Component data from apps and pages:
╔══

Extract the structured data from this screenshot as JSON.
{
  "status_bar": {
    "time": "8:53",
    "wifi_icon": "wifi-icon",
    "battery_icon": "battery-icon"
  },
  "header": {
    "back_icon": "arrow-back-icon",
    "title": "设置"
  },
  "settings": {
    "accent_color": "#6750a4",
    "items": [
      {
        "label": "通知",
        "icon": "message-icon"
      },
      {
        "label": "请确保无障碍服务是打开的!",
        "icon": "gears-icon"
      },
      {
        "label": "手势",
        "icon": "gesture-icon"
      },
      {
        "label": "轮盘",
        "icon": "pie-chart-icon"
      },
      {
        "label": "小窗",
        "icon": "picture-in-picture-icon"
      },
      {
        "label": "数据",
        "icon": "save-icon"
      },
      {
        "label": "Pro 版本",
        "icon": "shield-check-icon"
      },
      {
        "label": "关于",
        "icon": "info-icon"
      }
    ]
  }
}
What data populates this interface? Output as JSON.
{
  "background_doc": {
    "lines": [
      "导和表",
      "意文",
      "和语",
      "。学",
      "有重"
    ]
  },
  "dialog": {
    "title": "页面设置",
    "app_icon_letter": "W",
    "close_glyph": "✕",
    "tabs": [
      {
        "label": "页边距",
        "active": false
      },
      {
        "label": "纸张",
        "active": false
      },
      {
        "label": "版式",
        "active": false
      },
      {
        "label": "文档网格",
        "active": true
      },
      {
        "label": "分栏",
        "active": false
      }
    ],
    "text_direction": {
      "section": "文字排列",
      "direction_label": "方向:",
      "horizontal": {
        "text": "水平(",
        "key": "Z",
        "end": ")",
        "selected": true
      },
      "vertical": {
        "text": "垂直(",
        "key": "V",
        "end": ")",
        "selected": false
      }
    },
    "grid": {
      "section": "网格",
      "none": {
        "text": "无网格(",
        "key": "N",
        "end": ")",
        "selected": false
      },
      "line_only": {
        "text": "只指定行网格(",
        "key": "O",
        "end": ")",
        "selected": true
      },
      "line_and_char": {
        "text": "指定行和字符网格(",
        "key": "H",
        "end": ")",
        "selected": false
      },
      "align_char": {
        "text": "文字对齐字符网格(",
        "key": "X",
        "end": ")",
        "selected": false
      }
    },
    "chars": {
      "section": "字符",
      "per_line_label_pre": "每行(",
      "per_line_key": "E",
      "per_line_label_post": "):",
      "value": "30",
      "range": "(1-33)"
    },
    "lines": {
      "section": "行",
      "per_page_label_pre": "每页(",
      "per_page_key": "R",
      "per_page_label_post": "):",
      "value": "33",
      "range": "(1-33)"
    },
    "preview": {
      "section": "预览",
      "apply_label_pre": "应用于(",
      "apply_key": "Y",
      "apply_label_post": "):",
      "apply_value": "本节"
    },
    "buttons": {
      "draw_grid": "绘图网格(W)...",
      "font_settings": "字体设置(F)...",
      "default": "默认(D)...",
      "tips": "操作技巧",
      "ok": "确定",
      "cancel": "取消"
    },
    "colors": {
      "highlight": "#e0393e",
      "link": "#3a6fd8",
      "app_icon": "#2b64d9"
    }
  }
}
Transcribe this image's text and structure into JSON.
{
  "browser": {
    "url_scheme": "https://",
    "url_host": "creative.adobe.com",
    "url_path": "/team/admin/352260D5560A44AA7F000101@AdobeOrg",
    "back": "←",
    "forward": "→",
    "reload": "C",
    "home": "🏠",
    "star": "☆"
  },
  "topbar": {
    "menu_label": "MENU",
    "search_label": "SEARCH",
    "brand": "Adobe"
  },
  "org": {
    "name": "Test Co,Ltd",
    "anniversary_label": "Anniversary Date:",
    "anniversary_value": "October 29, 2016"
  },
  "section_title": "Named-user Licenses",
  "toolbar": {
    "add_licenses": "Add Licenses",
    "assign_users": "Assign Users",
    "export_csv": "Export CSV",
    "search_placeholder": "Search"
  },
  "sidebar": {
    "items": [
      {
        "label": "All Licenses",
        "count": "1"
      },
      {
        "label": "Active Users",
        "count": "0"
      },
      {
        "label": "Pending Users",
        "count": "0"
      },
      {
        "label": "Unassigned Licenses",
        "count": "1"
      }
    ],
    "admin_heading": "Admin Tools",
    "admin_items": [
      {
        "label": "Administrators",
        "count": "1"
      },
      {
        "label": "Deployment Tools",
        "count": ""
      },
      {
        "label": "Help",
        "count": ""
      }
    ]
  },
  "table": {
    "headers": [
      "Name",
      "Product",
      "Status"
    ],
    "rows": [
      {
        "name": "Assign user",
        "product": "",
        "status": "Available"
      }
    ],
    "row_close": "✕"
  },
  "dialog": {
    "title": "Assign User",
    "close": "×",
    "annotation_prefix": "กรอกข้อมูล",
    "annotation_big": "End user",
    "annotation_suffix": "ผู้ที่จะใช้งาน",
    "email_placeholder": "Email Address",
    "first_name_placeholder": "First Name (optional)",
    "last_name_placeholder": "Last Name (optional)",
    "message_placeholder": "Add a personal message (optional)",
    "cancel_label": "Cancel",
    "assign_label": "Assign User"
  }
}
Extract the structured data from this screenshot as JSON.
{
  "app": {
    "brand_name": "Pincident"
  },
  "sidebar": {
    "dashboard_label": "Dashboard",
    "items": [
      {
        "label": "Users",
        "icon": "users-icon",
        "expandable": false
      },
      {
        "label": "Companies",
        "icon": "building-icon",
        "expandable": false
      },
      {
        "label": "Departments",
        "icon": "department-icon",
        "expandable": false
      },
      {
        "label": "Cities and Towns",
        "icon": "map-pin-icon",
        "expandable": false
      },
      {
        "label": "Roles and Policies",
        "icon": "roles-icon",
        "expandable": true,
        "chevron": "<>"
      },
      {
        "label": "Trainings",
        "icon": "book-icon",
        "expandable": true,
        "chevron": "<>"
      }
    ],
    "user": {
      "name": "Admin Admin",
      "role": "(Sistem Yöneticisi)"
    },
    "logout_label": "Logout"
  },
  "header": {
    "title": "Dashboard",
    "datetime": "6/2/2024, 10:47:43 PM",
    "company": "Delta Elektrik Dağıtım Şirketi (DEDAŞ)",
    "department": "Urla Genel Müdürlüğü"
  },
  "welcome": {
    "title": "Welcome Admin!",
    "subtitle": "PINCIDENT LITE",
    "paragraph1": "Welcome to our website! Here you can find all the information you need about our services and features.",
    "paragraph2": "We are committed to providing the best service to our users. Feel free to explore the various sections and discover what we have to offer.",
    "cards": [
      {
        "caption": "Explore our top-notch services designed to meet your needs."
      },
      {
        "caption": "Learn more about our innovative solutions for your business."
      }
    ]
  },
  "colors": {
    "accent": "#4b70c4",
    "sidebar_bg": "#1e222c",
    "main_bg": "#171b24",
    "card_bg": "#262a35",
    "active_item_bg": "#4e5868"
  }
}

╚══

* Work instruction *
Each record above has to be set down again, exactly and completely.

* Solved problem *
Extract the structured data from this screenshot as JSON.
{
  "status_bar": {
    "time": "8:53",
    "wifi_icon": "wifi-icon",
    "battery_icon": "battery-icon"
  },
  "header": {
    "back_icon": "arrow-back-icon",
    "title": "设置"
  },
  "settings": {
    "accent_color": "#6750a4",
    "items": [
      {
        "label": "通知",
        "icon": "message-icon"
      },
      {
        "label": "请确保无障碍服务是打开的!",
        "icon": "gears-icon"
      },
      {
        "label": "手势",
        "icon": "gesture-icon"
      },
      {
        "label": "轮盘",
        "icon": "pie-chart-icon"
      },
      {
        "label": "小窗",
        "icon": "picture-in-picture-icon"
      },
      {
        "label": "数据",
        "icon": "save-icon"
      },
      {
        "label": "Pro 版本",
        "icon": "shield-check-icon"
      },
      {
        "label": "关于",
        "icon": "info-icon"
      }
    ]
  }
}
What data populates this interface? Output as JSON.
{
  "background_doc": {
    "lines": [
      "导和表",
      "意文",
      "和语",
      "。学",
      "有重"
    ]
  },
  "dialog": {
    "title": "页面设置",
    "app_icon_letter": "W",
    "close_glyph": "✕",
    "tabs": [
      {
        "label": "页边距",
        "active": false
      },
      {
        "label": "纸张",
        "active": false
      },
      {
        "label": "版式",
        "active": false
      },
      {
        "label": "文档网格",
        "active": true
      },
      {
        "label": "分栏",
        "active": false
      }
    ],
    "text_direction": {
      "section": "文字排列",
      "direction_label": "方向:",
      "horizontal": {
        "text": "水平(",
        "key": "Z",
        "end": ")",
        "selected": true
      },
      "vertical": {
        "text": "垂直(",
        "key": "V",
        "end": ")",
        "selected": false
      }
    },
    "grid": {
      "section": "网格",
      "none": {
        "text": "无网格(",
        "key": "N",
        "end": ")",
        "selected": false
      },
      "line_only": {
        "text": "只指定行网格(",
        "key": "O",
        "end": ")",
        "selected": true
      },
      "line_and_char": {
        "text": "指定行和字符网格(",
        "key": "H",
        "end": ")",
        "selected": false
      },
      "align_char": {
        "text": "文字对齐字符网格(",
        "key": "X",
        "end": ")",
        "selected": false
      }
    },
    "chars": {
      "section": "字符",
      "per_line_label_pre": "每行(",
      "per_line_key": "E",
      "per_line_label_post": "):",
      "value": "30",
      "range": "(1-33)"
    },
    "lines": {
      "section": "行",
      "per_page_label_pre": "每页(",
      "per_page_key": "R",
      "per_page_label_post": "):",
      "value": "33",
      "range": "(1-33)"
    },
    "preview": {
      "section": "预览",
      "apply_label_pre": "应用于(",
      "apply_key": "Y",
      "apply_label_post": "):",
      "apply_value": "本节"
    },
    "buttons": {
      "draw_grid": "绘图网格(W)...",
      "font_settings": "字体设置(F)...",
      "default": "默认(D)...",
      "tips": "操作技巧",
      "ok": "确定",
      "cancel": "取消"
    },
    "colors": {
      "highlight": "#e0393e",
      "link": "#3a6fd8",
      "app_icon": "#2b64d9"
    }
  }
}
Transcribe this image's text and structure into JSON.
{
  "browser": {
    "url_scheme": "https://",
    "url_host": "creative.adobe.com",
    "url_path": "/team/admin/352260D5560A44AA7F000101@AdobeOrg",
    "back": "←",
    "forward": "→",
    "reload": "C",
    "home": "🏠",
    "star": "☆"
  },
  "topbar": {
    "menu_label": "MENU",
    "search_label": "SEARCH",
    "brand": "Adobe"
  },
  "org": {
    "name": "Test Co,Ltd",
    "anniversary_label": "Anniversary Date:",
    "anniversary_value": "October 29, 2016"
  },
  "section_title": "Named-user Licenses",
  "toolbar": {
    "add_licenses": "Add Licenses",
    "assign_users": "Assign Users",
    "export_csv": "Export CSV",
    "search_placeholder": "Search"
  },
  "sidebar": {
    "items": [
      {
        "label": "All Licenses",
        "count": "1"
      },
      {
        "label": "Active Users",
        "count": "0"
      },
      {
        "label": "Pending Users",
        "count": "0"
      },
      {
        "label": "Unassigned Licenses",
        "count": "1"
      }
    ],
    "admin_heading": "Admin Tools",
    "admin_items": [
      {
        "label": "Administrators",
        "count": "1"
      },
      {
        "label": "Deployment Tools",
        "count": ""
      },
      {
        "label": "Help",
        "count": ""
      }
    ]
  },
  "table": {
    "headers": [
      "Name",
      "Product",
      "Status"
    ],
    "rows": [
      {
        "name": "Assign user",
        "product": "",
        "status": "Available"
      }
    ],
    "row_close": "✕"
  },
  "dialog": {
    "title": "Assign User",
    "close": "×",
    "annotation_prefix": "กรอกข้อมูล",
    "annotation_big": "End user",
    "annotation_suffix": "ผู้ที่จะใช้งาน",
    "email_placeholder": "Email Address",
    "first_name_placeholder": "First Name (optional)",
    "last_name_placeholder": "Last Name (optional)",
    "message_placeholder": "Add a personal message (optional)",
    "cancel_label": "Cancel",
    "assign_label": "Assign User"
  }
}
Extract the structured data from this screenshot as JSON.
{
  "app": {
    "brand_name": "Pincident"
  },
  "sidebar": {
    "dashboard_label": "Dashboard",
    "items": [
      {
        "label": "Users",
        "icon": "users-icon",
        "expandable": false
      },
      {
        "label": "Companies",
        "icon": "building-icon",
        "expandable": false
      },
      {
        "label": "Departments",
        "icon": "department-icon",
        "expandable": false
      },
      {
        "label": "Cities and Towns",
        "icon": "map-pin-icon",
        "expandable": false
      },
      {
        "label": "Roles and Policies",
        "icon": "roles-icon",
        "expandable": true,
        "chevron": "<>"
      },
      {
        "label": "Trainings",
        "icon": "book-icon",
        "expandable": true,
        "chevron": "<>"
      }
    ],
    "user": {
      "name": "Admin Admin",
      "role": "(Sistem Yöneticisi)"
    },
    "logout_label": "Logout"
  },
  "header": {
    "title": "Dashboard",
    "datetime": "6/2/2024, 10:47:43 PM",
    "company": "Delta Elektrik Dağıtım Şirketi (DEDAŞ)",
    "department": "Urla Genel Müdürlüğü"
  },
  "welcome": {
    "title": "Welcome Admin!",
    "subtitle": "PINCIDENT LITE",
    "paragraph1": "Welcome to our website! Here you can find all the information you need about our services and features.",
    "paragraph2": "We are committed to providing the best service to our users. Feel free to explore the various sections and discover what we have to offer.",
    "cards": [
      {
        "caption": "Explore our top-notch services designed to meet your needs."
      },
      {
        "caption": "Learn more about our innovative solutions for your business."
      }
    ]
  },
  "colors": {
    "accent": "#4b70c4",
    "sidebar_bg": "#1e222c",
    "main_bg": "#171b24",
    "card_bg": "#262a35",
    "active_item_bg": "#4e5868"
  }
}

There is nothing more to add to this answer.